» Task description:
Retype each record shown below, leaving every character as it is.

____

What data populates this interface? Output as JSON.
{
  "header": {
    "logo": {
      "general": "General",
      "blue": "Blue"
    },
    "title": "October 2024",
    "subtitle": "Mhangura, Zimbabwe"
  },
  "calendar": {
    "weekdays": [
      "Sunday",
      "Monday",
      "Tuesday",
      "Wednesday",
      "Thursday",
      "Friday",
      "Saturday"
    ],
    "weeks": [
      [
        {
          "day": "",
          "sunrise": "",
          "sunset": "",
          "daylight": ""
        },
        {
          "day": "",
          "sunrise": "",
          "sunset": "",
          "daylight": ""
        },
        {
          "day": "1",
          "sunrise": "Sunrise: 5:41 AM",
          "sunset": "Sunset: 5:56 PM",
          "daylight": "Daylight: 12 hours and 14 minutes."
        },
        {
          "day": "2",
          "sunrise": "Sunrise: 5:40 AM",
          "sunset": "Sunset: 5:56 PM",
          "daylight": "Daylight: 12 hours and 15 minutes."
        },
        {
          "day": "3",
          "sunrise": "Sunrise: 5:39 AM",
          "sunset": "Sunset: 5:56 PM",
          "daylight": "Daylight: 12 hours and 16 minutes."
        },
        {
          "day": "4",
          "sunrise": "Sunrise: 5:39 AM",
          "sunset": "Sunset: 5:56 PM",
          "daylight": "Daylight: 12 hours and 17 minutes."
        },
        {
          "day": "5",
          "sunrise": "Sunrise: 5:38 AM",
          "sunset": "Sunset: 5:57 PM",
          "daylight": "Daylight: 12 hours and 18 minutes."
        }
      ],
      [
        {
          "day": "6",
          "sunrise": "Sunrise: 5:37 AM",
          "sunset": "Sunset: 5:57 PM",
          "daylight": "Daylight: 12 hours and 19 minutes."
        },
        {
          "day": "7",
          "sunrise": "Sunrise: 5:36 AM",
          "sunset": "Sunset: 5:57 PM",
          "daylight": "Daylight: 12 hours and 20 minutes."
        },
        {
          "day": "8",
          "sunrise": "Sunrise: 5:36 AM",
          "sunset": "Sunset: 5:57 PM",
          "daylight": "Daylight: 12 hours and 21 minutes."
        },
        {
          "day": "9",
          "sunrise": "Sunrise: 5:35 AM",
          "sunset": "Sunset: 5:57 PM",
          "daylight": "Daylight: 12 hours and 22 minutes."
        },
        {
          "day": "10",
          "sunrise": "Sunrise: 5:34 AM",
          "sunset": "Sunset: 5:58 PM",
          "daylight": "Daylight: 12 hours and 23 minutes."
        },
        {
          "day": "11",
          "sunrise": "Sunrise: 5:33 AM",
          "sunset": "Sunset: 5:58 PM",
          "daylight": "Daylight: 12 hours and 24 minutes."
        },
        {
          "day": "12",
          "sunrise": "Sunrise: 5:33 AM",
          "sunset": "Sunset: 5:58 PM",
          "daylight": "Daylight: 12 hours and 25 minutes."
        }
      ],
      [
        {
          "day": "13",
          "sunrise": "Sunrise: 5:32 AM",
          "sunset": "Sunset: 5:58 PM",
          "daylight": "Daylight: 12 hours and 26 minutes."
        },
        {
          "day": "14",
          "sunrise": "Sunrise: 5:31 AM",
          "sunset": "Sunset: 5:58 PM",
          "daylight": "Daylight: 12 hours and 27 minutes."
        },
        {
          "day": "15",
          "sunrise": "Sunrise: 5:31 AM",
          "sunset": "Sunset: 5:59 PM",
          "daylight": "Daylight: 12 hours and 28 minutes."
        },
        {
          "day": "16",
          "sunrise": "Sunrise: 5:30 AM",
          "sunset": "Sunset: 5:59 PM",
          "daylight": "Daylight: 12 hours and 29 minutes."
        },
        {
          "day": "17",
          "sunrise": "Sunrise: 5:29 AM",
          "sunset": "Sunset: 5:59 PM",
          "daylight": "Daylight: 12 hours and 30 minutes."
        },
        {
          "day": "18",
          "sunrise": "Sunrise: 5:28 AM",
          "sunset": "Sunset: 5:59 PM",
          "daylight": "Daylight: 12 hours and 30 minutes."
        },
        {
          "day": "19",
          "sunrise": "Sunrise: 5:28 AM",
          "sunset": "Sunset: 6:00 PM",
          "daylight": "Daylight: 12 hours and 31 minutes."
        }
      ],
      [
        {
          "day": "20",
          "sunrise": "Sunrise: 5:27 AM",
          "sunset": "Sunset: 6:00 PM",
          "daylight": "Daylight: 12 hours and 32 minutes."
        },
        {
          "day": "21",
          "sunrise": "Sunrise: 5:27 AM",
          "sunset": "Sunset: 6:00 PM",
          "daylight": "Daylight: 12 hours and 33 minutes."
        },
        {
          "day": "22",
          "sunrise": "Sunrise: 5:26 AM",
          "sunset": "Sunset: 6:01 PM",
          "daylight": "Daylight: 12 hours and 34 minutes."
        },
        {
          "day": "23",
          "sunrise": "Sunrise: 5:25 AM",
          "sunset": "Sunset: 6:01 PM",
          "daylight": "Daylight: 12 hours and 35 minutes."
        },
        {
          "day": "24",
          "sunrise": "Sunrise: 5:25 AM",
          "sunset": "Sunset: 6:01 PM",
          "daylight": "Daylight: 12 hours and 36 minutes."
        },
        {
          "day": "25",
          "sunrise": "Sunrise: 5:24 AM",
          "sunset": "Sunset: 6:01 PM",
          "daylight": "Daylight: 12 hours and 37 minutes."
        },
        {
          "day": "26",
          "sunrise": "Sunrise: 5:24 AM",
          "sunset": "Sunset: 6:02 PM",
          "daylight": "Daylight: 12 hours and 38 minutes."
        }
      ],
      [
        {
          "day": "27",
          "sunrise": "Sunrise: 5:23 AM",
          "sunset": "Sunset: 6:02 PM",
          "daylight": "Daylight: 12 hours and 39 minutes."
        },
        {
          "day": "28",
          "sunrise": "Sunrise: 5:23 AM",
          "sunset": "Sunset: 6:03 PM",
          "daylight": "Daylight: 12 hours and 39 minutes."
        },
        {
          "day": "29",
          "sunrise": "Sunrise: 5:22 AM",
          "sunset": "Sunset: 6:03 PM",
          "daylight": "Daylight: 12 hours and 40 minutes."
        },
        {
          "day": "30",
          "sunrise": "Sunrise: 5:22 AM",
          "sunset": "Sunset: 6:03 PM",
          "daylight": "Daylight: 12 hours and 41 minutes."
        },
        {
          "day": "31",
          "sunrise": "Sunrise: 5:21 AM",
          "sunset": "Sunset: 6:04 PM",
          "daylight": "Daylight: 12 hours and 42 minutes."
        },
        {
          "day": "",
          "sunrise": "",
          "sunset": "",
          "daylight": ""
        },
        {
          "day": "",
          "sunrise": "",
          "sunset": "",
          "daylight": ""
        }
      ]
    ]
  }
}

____

» Exercise result:
What data populates this interface? Output as JSON.
{
  "header": {
    "logo": {
      "general": "General",
      "blue": "Blue"
    },
    "title": "October 2024",
    "subtitle": "Mhangura, Zimbabwe"
  },
  "calendar": {
    "weekdays": [
      "Sunday",
      "Monday",
      "Tuesday",
      "Wednesday",
      "Thursday",
      "Friday",
      "Saturday"
    ],
    "weeks": [
      [
        {
          "day": "",
          "sunrise": "",
          "sunset": "",
          "daylight": ""
        },
        {
          "day": "",
          "sunrise": "",
          "sunset": "",
          "daylight": ""
        },
        {
          "day": "1",
          "sunrise": "Sunrise: 5:41 AM",
          "sunset": "Sunset: 5:56 PM",
          "daylight": "Daylight: 12 hours and 14 minutes."
        },
        {
          "day": "2",
          "sunrise": "Sunrise: 5:40 AM",
          "sunset": "Sunset: 5:56 PM",
          "daylight": "Daylight: 12 hours and 15 minutes."
        },
        {
          "day": "3",
          "sunrise": "Sunrise: 5:39 AM",
          "sunset": "Sunset: 5:56 PM",
          "daylight": "Daylight: 12 hours and 16 minutes."
        },
        {
          "day": "4",
          "sunrise": "Sunrise: 5:39 AM",
          "sunset": "Sunset: 5:56 PM",
          "daylight": "Daylight: 12 hours and 17 minutes."
        },
        {
          "day": "5",
          "sunrise": "Sunrise: 5:38 AM",
          "sunset": "Sunset: 5:57 PM",
          "daylight": "Daylight: 12 hours and 18 minutes."
        }
      ],
      [
        {
          "day": "6",
          "sunrise": "Sunrise: 5:37 AM",
          "sunset": "Sunset: 5:57 PM",
          "daylight": "Daylight: 12 hours and 19 minutes."
        },
        {
          "day": "7",
          "sunrise": "Sunrise: 5:36 AM",
          "sunset": "Sunset: 5:57 PM",
          "daylight": "Daylight: 12 hours and 20 minutes."
        },
        {
          "day": "8",
          "sunrise": "Sunrise: 5:36 AM",
          "sunset": "Sunset: 5:57 PM",
          "daylight": "Daylight: 12 hours and 21 minutes."
        },
        {
          "day": "9",
          "sunrise": "Sunrise: 5:35 AM",
          "sunset": "Sunset: 5:57 PM",
          "daylight": "Daylight: 12 hours and 22 minutes."
        },
        {
          "day": "10",
          "sunrise": "Sunrise: 5:34 AM",
          "sunset": "Sunset: 5:58 PM",
          "daylight": "Daylight: 12 hours and 23 minutes."
        },
        {
          "day": "11",
          "sunrise": "Sunrise: 5:33 AM",
          "sunset": "Sunset: 5:58 PM",
          "daylight": "Daylight: 12 hours and 24 minutes."
        },
        {
          "day": "12",
          "sunrise": "Sunrise: 5:33 AM",
          "sunset": "Sunset: 5:58 PM",
          "daylight": "Daylight: 12 hours and 25 minutes."
        }
      ],
      [
        {
          "day": "13",
          "sunrise": "Sunrise: 5:32 AM",
          "sunset": "Sunset: 5:58 PM",
          "daylight": "Daylight: 12 hours and 26 minutes."
        },
        {
          "day": "14",
          "sunrise": "Sunrise: 5:31 AM",
          "sunset": "Sunset: 5:58 PM",
          "daylight": "Daylight: 12 hours and 27 minutes."
        },
        {
          "day": "15",
          "sunrise": "Sunrise: 5:31 AM",
          "sunset": "Sunset: 5:59 PM",
          "daylight": "Daylight: 12 hours and 28 minutes."
        },
        {
          "day": "16",
          "sunrise": "Sunrise: 5:30 AM",
          "sunset": "Sunset: 5:59 PM",
          "daylight": "Daylight: 12 hours and 29 minutes."
        },
        {
          "day": "17",
          "sunrise": "Sunrise: 5:29 AM",
          "sunset": "Sunset: 5:59 PM",
          "daylight": "Daylight: 12 hours and 30 minutes."
        },
        {
          "day": "18",
          "sunrise": "Sunrise: 5:28 AM",
          "sunset": "Sunset: 5:59 PM",
          "daylight": "Daylight: 12 hours and 30 minutes."
        },
        {
          "day": "19",
          "sunrise": "Sunrise: 5:28 AM",
          "sunset": "Sunset: 6:00 PM",
          "daylight": "Daylight: 12 hours and 31 minutes."
        }
      ],
      [
        {
          "day": "20",
          "sunrise": "Sunrise: 5:27 AM",
          "sunset": "Sunset: 6:00 PM",
          "daylight": "Daylight: 12 hours and 32 minutes."
        },
        {
          "day": "21",
          "sunrise": "Sunrise: 5:27 AM",
          "sunset": "Sunset: 6:00 PM",
          "daylight": "Daylight: 12 hours and 33 minutes."
        },
        {
          "day": "22",
          "sunrise": "Sunrise: 5:26 AM",
          "sunset": "Sunset: 6:01 PM",
          "daylight": "Daylight: 12 hours and 34 minutes."
        },
        {
          "day": "23",
          "sunrise": "Sunrise: 5:25 AM",
          "sunset": "Sunset: 6:01 PM",
          "daylight": "Daylight: 12 hours and 35 minutes."
        },
        {
          "day": "24",
          "sunrise": "Sunrise: 5:25 AM",
          "sunset": "Sunset: 6:01 PM",
          "daylight": "Daylight: 12 hours and 36 minutes."
        },
        {
          "day": "25",
          "sunrise": "Sunrise: 5:24 AM",
          "sunset": "Sunset: 6:01 PM",
          "daylight": "Daylight: 12 hours and 37 minutes."
        },
        {
          "day": "26",
          "sunrise": "Sunrise: 5:24 AM",
          "sunset": "Sunset: 6:02 PM",
          "daylight": "Daylight: 12 hours and 38 minutes."
        }
      ],
      [
        {
          "day": "27",
          "sunrise": "Sunrise: 5:23 AM",
          "sunset": "Sunset: 6:02 PM",
          "daylight": "Daylight: 12 hours and 39 minutes."
        },
        {
          "day": "28",
          "sunrise": "Sunrise: 5:23 AM",
          "sunset": "Sunset: 6:03 PM",
          "daylight": "Daylight: 12 hours and 39 minutes."
        },
        {
          "day": "29",
          "sunrise": "Sunrise: 5:22 AM",
          "sunset": "Sunset: 6:03 PM",
          "daylight": "Daylight: 12 hours and 40 minutes."
        },
        {
          "day": "30",
          "sunrise": "Sunrise: 5:22 AM",
          "sunset": "Sunset: 6:03 PM",
          "daylight": "Daylight: 12 hours and 41 minutes."
        },
        {
          "day": "31",
          "sunrise": "Sunrise: 5:21 AM",
          "sunset": "Sunset: 6:04 PM",
          "daylight": "Daylight: 12 hours and 42 minutes."
        },
        {
          "day": "",
          "sunrise": "",
          "sunset": "",
          "daylight": ""
        },
        {
          "day": "",
          "sunrise": "",
          "sunset": "",
          "daylight": ""
        }
      ]
    ]
  }
}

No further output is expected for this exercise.